Data about app and page elements
= = =

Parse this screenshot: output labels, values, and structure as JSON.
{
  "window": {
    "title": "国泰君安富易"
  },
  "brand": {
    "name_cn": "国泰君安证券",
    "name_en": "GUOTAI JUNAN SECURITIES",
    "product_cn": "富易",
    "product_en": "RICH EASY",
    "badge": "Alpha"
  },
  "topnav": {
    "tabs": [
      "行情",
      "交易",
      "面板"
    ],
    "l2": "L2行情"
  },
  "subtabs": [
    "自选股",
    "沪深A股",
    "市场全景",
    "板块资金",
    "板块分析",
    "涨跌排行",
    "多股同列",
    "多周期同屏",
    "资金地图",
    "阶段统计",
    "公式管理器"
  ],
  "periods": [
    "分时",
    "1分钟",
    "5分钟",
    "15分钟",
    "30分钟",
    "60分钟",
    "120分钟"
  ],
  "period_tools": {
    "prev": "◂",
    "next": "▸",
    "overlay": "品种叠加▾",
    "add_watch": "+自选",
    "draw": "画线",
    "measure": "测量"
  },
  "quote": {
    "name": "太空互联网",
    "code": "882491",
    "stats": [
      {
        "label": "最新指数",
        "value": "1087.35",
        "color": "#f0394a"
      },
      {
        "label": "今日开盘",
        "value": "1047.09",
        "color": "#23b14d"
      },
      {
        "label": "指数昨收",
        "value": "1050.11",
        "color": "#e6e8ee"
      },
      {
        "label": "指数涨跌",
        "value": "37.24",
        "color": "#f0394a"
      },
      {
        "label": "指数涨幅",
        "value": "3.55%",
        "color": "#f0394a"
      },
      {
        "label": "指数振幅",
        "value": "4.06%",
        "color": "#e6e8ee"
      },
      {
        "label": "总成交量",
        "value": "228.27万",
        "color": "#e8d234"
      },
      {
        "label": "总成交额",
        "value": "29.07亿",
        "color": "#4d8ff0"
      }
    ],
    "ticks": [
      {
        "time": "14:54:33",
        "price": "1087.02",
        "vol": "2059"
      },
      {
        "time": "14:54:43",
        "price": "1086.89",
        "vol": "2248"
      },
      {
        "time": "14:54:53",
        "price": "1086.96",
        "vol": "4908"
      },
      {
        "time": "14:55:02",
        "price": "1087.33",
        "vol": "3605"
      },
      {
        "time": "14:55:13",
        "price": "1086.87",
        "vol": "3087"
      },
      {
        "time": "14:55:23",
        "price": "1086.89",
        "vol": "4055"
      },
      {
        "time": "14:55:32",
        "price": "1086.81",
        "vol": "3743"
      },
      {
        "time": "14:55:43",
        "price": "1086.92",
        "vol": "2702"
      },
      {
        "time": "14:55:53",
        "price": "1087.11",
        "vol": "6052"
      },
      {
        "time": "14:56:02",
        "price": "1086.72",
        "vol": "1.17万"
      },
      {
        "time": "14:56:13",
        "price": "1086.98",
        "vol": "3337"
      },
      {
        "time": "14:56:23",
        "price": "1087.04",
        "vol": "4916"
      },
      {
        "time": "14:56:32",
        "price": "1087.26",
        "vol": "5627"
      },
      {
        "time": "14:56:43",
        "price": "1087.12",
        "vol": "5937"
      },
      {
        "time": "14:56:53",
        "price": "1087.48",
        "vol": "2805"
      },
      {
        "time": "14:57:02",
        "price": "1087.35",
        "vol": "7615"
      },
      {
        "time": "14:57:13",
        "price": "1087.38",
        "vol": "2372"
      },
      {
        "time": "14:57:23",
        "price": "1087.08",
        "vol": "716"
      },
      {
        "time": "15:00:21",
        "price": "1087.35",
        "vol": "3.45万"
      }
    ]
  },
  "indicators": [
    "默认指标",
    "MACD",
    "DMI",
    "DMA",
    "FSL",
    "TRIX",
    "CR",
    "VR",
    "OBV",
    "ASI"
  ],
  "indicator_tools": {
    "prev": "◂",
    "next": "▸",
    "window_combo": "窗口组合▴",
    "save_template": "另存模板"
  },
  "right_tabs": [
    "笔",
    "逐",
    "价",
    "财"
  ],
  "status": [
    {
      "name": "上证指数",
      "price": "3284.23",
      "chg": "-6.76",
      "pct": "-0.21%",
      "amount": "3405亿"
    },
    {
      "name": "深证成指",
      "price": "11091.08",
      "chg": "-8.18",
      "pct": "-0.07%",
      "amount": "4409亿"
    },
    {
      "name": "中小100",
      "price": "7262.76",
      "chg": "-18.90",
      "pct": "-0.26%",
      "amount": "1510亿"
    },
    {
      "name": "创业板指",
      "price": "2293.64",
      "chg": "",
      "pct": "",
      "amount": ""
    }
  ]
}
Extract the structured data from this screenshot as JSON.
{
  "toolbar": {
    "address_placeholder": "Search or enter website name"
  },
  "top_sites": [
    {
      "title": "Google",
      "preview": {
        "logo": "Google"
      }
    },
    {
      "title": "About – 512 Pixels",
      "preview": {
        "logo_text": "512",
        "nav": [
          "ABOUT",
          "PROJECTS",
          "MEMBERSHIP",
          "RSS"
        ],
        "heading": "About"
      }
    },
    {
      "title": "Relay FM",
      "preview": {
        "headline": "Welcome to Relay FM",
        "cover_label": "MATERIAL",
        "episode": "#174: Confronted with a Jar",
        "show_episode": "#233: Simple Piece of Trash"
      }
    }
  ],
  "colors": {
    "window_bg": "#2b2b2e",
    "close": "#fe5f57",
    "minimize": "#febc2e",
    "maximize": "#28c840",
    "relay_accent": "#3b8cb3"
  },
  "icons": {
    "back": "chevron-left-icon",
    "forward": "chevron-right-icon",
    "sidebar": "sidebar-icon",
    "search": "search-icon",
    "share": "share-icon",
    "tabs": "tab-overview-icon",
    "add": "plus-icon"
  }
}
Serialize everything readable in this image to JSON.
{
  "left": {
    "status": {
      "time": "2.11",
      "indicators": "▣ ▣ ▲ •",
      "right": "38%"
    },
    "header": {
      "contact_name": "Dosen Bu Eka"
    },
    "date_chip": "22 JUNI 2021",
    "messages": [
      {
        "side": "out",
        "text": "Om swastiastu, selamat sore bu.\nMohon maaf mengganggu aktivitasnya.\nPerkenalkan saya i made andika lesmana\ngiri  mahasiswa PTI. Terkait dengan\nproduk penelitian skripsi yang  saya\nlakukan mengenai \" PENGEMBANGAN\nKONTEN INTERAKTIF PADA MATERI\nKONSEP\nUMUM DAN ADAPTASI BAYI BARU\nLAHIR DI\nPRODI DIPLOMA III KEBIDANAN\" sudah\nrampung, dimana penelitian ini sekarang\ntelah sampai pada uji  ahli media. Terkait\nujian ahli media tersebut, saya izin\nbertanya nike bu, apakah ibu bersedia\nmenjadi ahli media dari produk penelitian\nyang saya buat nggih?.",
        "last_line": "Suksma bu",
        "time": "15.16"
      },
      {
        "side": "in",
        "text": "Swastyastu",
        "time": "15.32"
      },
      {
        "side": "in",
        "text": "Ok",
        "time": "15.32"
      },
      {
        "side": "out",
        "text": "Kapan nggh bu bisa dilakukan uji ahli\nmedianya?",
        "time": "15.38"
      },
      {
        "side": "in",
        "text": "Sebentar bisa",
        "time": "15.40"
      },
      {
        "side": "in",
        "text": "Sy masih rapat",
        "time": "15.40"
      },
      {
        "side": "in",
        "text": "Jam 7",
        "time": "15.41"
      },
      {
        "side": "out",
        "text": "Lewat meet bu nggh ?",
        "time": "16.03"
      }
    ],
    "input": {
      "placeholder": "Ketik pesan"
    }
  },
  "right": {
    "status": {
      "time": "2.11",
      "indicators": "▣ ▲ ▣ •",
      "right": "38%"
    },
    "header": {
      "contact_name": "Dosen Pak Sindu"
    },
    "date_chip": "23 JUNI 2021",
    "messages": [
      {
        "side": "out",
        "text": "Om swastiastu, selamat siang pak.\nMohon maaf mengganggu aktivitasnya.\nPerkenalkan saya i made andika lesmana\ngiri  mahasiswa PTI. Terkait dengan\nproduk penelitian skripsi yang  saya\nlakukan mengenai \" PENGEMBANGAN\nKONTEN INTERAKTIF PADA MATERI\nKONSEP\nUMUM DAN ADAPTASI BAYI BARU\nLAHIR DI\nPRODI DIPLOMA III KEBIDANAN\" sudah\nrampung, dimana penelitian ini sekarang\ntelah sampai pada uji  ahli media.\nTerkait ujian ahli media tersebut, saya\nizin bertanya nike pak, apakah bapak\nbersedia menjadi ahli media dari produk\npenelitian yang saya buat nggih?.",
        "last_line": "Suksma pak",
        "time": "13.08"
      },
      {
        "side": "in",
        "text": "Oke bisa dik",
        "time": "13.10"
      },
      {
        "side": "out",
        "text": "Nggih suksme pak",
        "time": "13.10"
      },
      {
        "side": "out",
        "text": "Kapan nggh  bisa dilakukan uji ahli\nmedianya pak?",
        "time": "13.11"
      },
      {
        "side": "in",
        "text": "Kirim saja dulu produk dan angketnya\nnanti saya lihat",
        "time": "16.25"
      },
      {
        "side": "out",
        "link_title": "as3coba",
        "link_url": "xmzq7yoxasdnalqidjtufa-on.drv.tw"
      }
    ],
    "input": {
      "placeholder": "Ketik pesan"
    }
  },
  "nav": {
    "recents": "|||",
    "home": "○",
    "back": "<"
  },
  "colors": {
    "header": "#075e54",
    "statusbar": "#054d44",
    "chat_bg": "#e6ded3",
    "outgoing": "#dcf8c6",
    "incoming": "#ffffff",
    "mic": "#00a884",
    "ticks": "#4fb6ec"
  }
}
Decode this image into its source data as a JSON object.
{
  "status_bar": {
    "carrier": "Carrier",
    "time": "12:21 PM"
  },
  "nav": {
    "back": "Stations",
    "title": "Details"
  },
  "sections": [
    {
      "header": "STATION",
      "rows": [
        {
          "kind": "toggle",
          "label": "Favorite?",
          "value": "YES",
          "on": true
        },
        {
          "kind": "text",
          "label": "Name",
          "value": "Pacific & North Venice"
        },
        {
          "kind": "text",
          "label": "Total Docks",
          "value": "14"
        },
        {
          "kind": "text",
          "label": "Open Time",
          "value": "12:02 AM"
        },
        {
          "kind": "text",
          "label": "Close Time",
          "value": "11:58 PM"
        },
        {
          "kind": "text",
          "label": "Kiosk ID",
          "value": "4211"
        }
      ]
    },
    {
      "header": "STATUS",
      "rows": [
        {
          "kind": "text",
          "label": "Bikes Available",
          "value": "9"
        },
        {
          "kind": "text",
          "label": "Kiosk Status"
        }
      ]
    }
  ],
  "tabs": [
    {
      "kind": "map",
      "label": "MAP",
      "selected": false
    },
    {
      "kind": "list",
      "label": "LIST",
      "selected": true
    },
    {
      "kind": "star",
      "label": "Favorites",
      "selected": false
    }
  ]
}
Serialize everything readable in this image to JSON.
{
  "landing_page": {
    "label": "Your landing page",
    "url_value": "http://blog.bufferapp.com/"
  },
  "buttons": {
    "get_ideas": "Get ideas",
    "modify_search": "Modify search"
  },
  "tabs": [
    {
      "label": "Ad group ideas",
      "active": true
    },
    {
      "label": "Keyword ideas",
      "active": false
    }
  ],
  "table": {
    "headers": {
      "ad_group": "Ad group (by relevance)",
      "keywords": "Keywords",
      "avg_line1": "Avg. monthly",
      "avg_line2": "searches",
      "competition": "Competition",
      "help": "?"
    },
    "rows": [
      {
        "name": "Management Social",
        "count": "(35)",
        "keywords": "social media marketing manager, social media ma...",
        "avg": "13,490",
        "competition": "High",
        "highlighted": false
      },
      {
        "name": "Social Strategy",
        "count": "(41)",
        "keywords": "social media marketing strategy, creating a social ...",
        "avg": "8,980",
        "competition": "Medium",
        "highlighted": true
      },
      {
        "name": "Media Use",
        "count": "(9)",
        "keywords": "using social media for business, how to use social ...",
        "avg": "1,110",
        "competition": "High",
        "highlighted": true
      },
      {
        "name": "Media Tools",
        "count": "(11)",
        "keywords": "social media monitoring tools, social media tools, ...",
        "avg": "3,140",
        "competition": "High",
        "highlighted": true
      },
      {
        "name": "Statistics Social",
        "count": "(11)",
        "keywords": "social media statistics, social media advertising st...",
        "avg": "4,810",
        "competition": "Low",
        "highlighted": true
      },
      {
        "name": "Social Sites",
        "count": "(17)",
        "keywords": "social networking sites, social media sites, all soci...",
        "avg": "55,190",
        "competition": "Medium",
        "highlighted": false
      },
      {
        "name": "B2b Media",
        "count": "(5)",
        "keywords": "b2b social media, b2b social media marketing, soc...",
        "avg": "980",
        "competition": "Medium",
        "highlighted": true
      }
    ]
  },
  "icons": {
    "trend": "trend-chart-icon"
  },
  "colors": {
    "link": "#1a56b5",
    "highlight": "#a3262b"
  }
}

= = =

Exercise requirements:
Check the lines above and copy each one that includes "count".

Solution to the exercise:
        "count": "(35)",
        "count": "(41)",
        "count": "(9)",
        "count": "(11)",
        "count": "(11)",
        "count": "(17)",
        "count": "(5)",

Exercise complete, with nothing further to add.